A small room was devoted to Smith alum, Sylvia Plath. We see a draft of Among the Narcissi filled with cross-outs and new words, with still more lines and notes from an editor at The New Yorker, then we see it published in the magazine.
David Trinidad had given us a brief introduction to both Sylvia Plath and tulips in his amusing and profound poem The Red Parade. Here we find Sylvia Plath’s Tulips on the wall and can also listen to a recording on a television. The poem tells of a red gift in a stark hospital room at a time when the narrator felt as if of nurses were claiming her clothes, the anesthetist her history, and the surgeons her body, so that I believed the line near the end: “Tulips should be behind bars like dangerous animals.” I like the poem, but am glad I’m a person who can receive tulips and simply say “Thank you, what a gorgeous color!” The recording was made in 1961, two years before Plath would die by her own hand at age thirty, leaving two children.

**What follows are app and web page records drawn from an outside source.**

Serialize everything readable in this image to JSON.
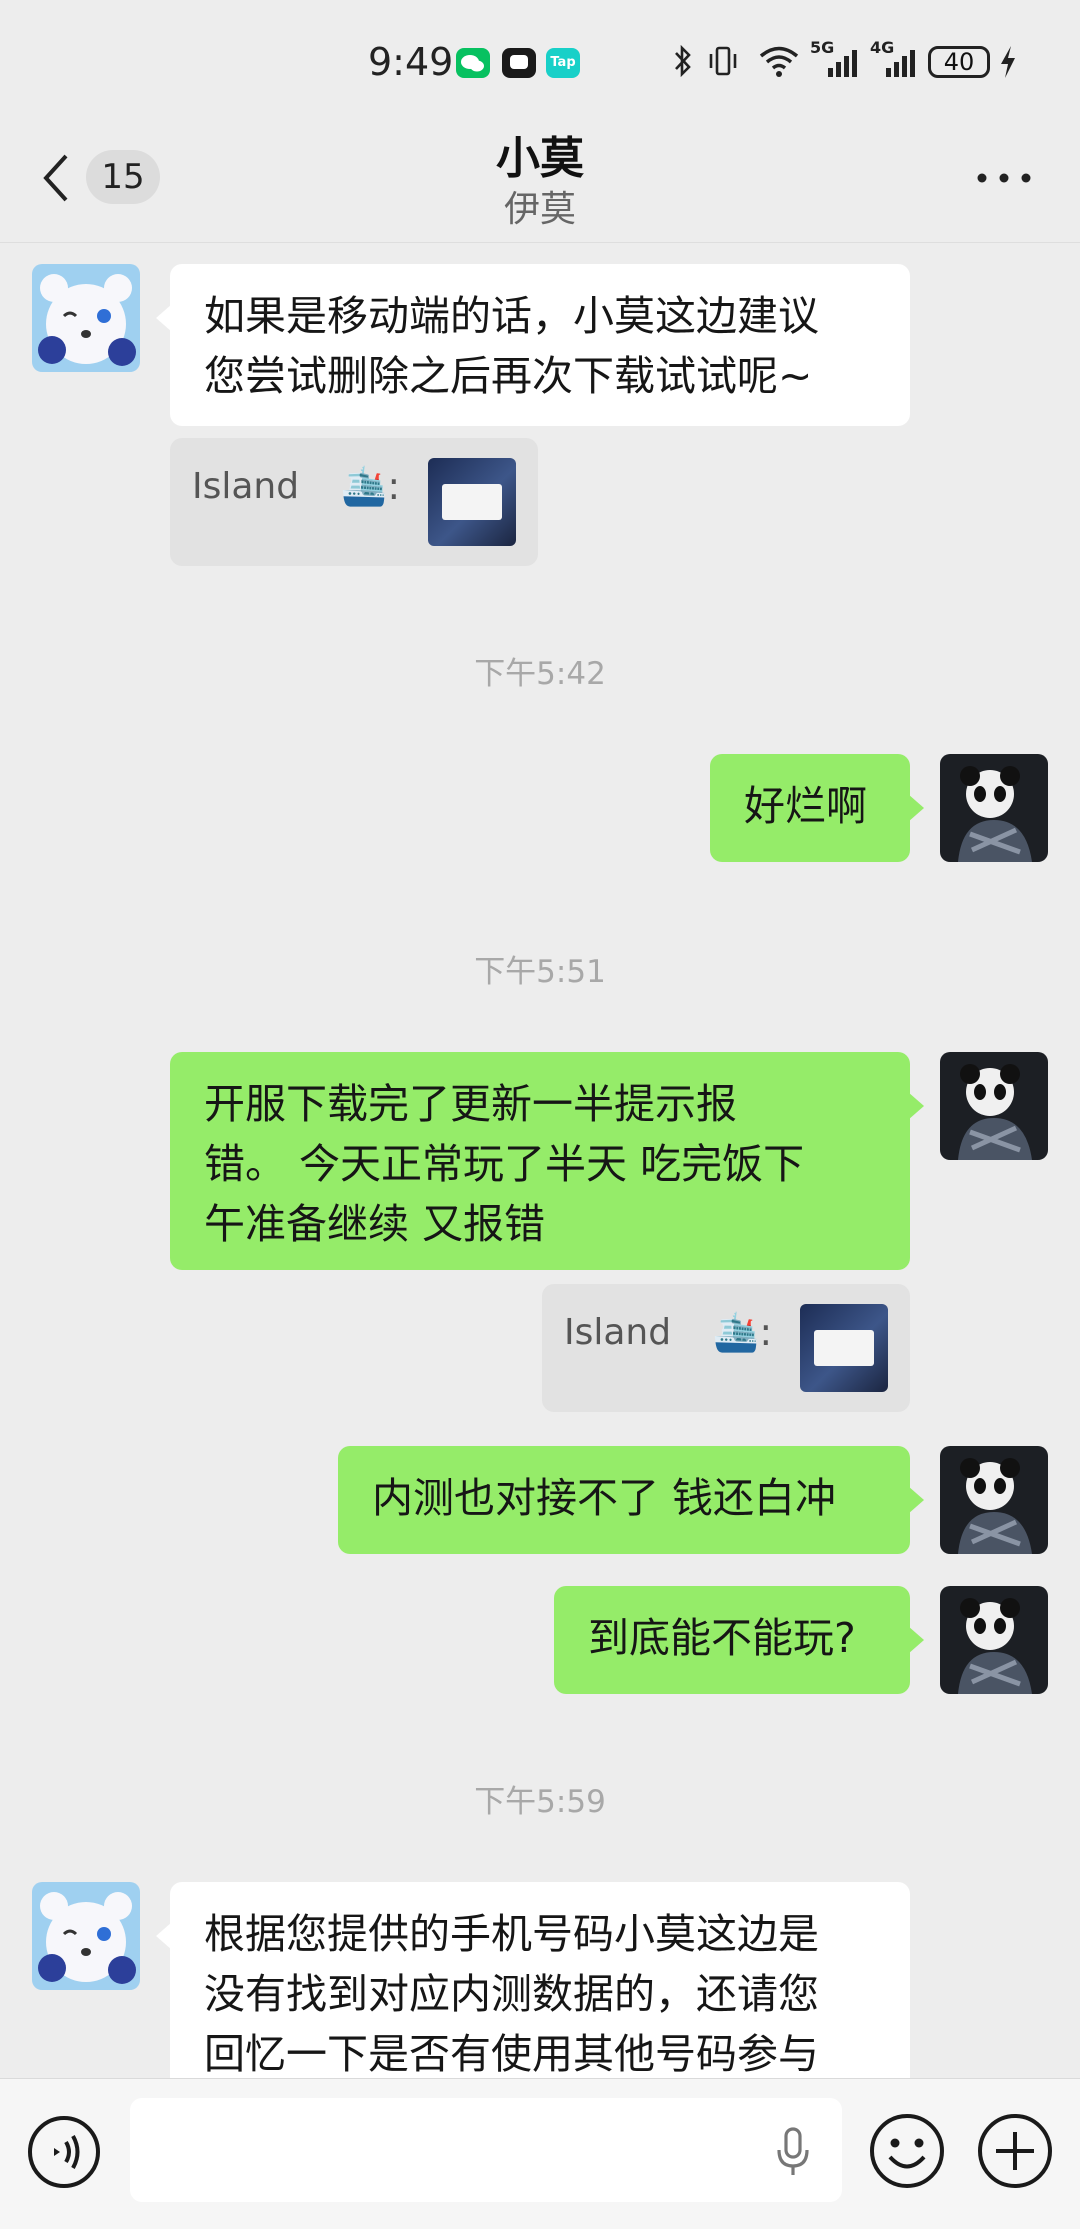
{
  "status_bar": {
    "time": "9:49",
    "app_icons": [
      "wechat-icon",
      "chat-app-icon",
      "taptap-icon"
    ],
    "taptap_label": "Tap",
    "network_5g": "5G",
    "network_4g": "4G",
    "battery": "40"
  },
  "header": {
    "unread_count": "15",
    "title": "小莫",
    "subtitle": "伊莫"
  },
  "messages": [
    {
      "side": "left",
      "text": "如果是移动端的话，小莫这边建议\n您尝试删除之后再次下载试试呢~"
    },
    {
      "side": "left",
      "quote_name": "Island",
      "quote_emoji": "🛳️:"
    },
    {
      "timestamp": "下午5:42"
    },
    {
      "side": "right",
      "text": "好烂啊"
    },
    {
      "timestamp": "下午5:51"
    },
    {
      "side": "right",
      "text": "开服下载完了更新一半提示报\n错。  今天正常玩了半天 吃完饭下\n午准备继续 又报错"
    },
    {
      "side": "right",
      "quote_name": "Island",
      "quote_emoji": "🛳️:"
    },
    {
      "side": "right",
      "text": "内测也对接不了 钱还白冲"
    },
    {
      "side": "right",
      "text": "到底能不能玩?"
    },
    {
      "timestamp": "下午5:59"
    },
    {
      "side": "left",
      "text": "根据您提供的手机号码小莫这边是\n没有找到对应内测数据的，还请您\n回忆一下是否有使用其他号码参与"
    }
  ],
  "colors": {
    "background": "#ededed",
    "self_bubble": "#95ec69",
    "other_bubble": "#ffffff",
    "timestamp": "#a8a8a8"
  }
}
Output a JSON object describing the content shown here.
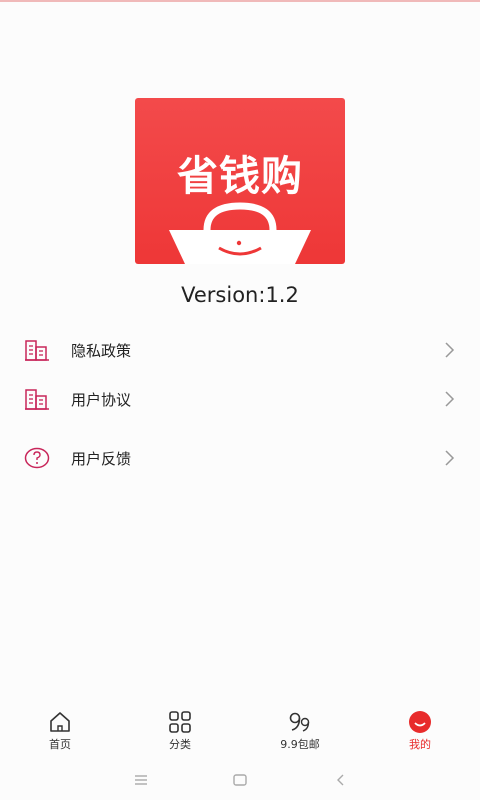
{
  "app": {
    "logo_text": "省钱购",
    "version": "Version:1.2"
  },
  "menu": [
    {
      "label": "隐私政策",
      "icon": "building-icon"
    },
    {
      "label": "用户协议",
      "icon": "building-icon"
    },
    {
      "label": "用户反馈",
      "icon": "question-icon"
    }
  ],
  "tabs": [
    {
      "label": "首页",
      "icon": "home-icon",
      "active": false
    },
    {
      "label": "分类",
      "icon": "grid-icon",
      "active": false
    },
    {
      "label": "9.9包邮",
      "icon": "nine-nine-icon",
      "active": false
    },
    {
      "label": "我的",
      "icon": "profile-icon",
      "active": true
    }
  ],
  "colors": {
    "accent": "#e82b2b",
    "icon_pink": "#c8265a",
    "logo_red": "#f03d3e"
  }
}
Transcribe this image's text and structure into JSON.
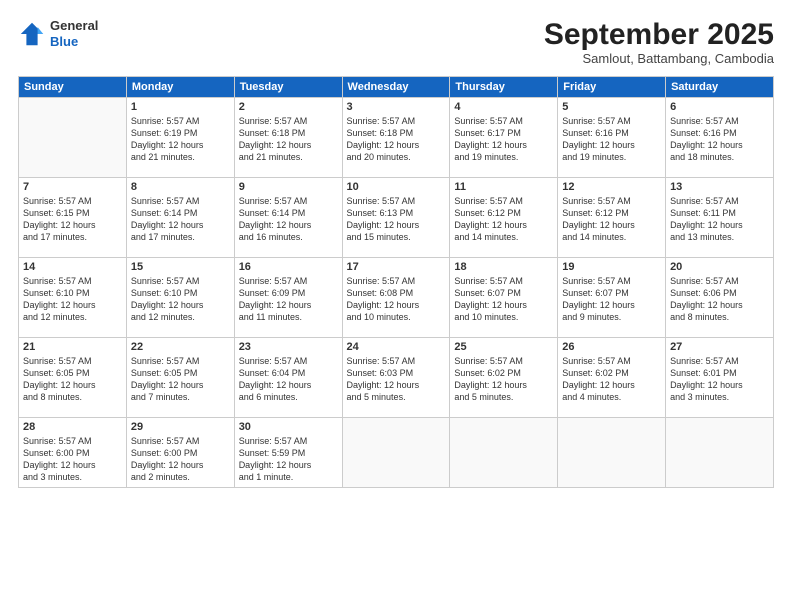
{
  "header": {
    "logo": {
      "general": "General",
      "blue": "Blue"
    },
    "title": "September 2025",
    "location": "Samlout, Battambang, Cambodia"
  },
  "days_of_week": [
    "Sunday",
    "Monday",
    "Tuesday",
    "Wednesday",
    "Thursday",
    "Friday",
    "Saturday"
  ],
  "weeks": [
    [
      {
        "day": "",
        "info": ""
      },
      {
        "day": "1",
        "info": "Sunrise: 5:57 AM\nSunset: 6:19 PM\nDaylight: 12 hours\nand 21 minutes."
      },
      {
        "day": "2",
        "info": "Sunrise: 5:57 AM\nSunset: 6:18 PM\nDaylight: 12 hours\nand 21 minutes."
      },
      {
        "day": "3",
        "info": "Sunrise: 5:57 AM\nSunset: 6:18 PM\nDaylight: 12 hours\nand 20 minutes."
      },
      {
        "day": "4",
        "info": "Sunrise: 5:57 AM\nSunset: 6:17 PM\nDaylight: 12 hours\nand 19 minutes."
      },
      {
        "day": "5",
        "info": "Sunrise: 5:57 AM\nSunset: 6:16 PM\nDaylight: 12 hours\nand 19 minutes."
      },
      {
        "day": "6",
        "info": "Sunrise: 5:57 AM\nSunset: 6:16 PM\nDaylight: 12 hours\nand 18 minutes."
      }
    ],
    [
      {
        "day": "7",
        "info": "Sunrise: 5:57 AM\nSunset: 6:15 PM\nDaylight: 12 hours\nand 17 minutes."
      },
      {
        "day": "8",
        "info": "Sunrise: 5:57 AM\nSunset: 6:14 PM\nDaylight: 12 hours\nand 17 minutes."
      },
      {
        "day": "9",
        "info": "Sunrise: 5:57 AM\nSunset: 6:14 PM\nDaylight: 12 hours\nand 16 minutes."
      },
      {
        "day": "10",
        "info": "Sunrise: 5:57 AM\nSunset: 6:13 PM\nDaylight: 12 hours\nand 15 minutes."
      },
      {
        "day": "11",
        "info": "Sunrise: 5:57 AM\nSunset: 6:12 PM\nDaylight: 12 hours\nand 14 minutes."
      },
      {
        "day": "12",
        "info": "Sunrise: 5:57 AM\nSunset: 6:12 PM\nDaylight: 12 hours\nand 14 minutes."
      },
      {
        "day": "13",
        "info": "Sunrise: 5:57 AM\nSunset: 6:11 PM\nDaylight: 12 hours\nand 13 minutes."
      }
    ],
    [
      {
        "day": "14",
        "info": "Sunrise: 5:57 AM\nSunset: 6:10 PM\nDaylight: 12 hours\nand 12 minutes."
      },
      {
        "day": "15",
        "info": "Sunrise: 5:57 AM\nSunset: 6:10 PM\nDaylight: 12 hours\nand 12 minutes."
      },
      {
        "day": "16",
        "info": "Sunrise: 5:57 AM\nSunset: 6:09 PM\nDaylight: 12 hours\nand 11 minutes."
      },
      {
        "day": "17",
        "info": "Sunrise: 5:57 AM\nSunset: 6:08 PM\nDaylight: 12 hours\nand 10 minutes."
      },
      {
        "day": "18",
        "info": "Sunrise: 5:57 AM\nSunset: 6:07 PM\nDaylight: 12 hours\nand 10 minutes."
      },
      {
        "day": "19",
        "info": "Sunrise: 5:57 AM\nSunset: 6:07 PM\nDaylight: 12 hours\nand 9 minutes."
      },
      {
        "day": "20",
        "info": "Sunrise: 5:57 AM\nSunset: 6:06 PM\nDaylight: 12 hours\nand 8 minutes."
      }
    ],
    [
      {
        "day": "21",
        "info": "Sunrise: 5:57 AM\nSunset: 6:05 PM\nDaylight: 12 hours\nand 8 minutes."
      },
      {
        "day": "22",
        "info": "Sunrise: 5:57 AM\nSunset: 6:05 PM\nDaylight: 12 hours\nand 7 minutes."
      },
      {
        "day": "23",
        "info": "Sunrise: 5:57 AM\nSunset: 6:04 PM\nDaylight: 12 hours\nand 6 minutes."
      },
      {
        "day": "24",
        "info": "Sunrise: 5:57 AM\nSunset: 6:03 PM\nDaylight: 12 hours\nand 5 minutes."
      },
      {
        "day": "25",
        "info": "Sunrise: 5:57 AM\nSunset: 6:02 PM\nDaylight: 12 hours\nand 5 minutes."
      },
      {
        "day": "26",
        "info": "Sunrise: 5:57 AM\nSunset: 6:02 PM\nDaylight: 12 hours\nand 4 minutes."
      },
      {
        "day": "27",
        "info": "Sunrise: 5:57 AM\nSunset: 6:01 PM\nDaylight: 12 hours\nand 3 minutes."
      }
    ],
    [
      {
        "day": "28",
        "info": "Sunrise: 5:57 AM\nSunset: 6:00 PM\nDaylight: 12 hours\nand 3 minutes."
      },
      {
        "day": "29",
        "info": "Sunrise: 5:57 AM\nSunset: 6:00 PM\nDaylight: 12 hours\nand 2 minutes."
      },
      {
        "day": "30",
        "info": "Sunrise: 5:57 AM\nSunset: 5:59 PM\nDaylight: 12 hours\nand 1 minute."
      },
      {
        "day": "",
        "info": ""
      },
      {
        "day": "",
        "info": ""
      },
      {
        "day": "",
        "info": ""
      },
      {
        "day": "",
        "info": ""
      }
    ]
  ]
}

This heart-tugging show is open until the first weekend of September.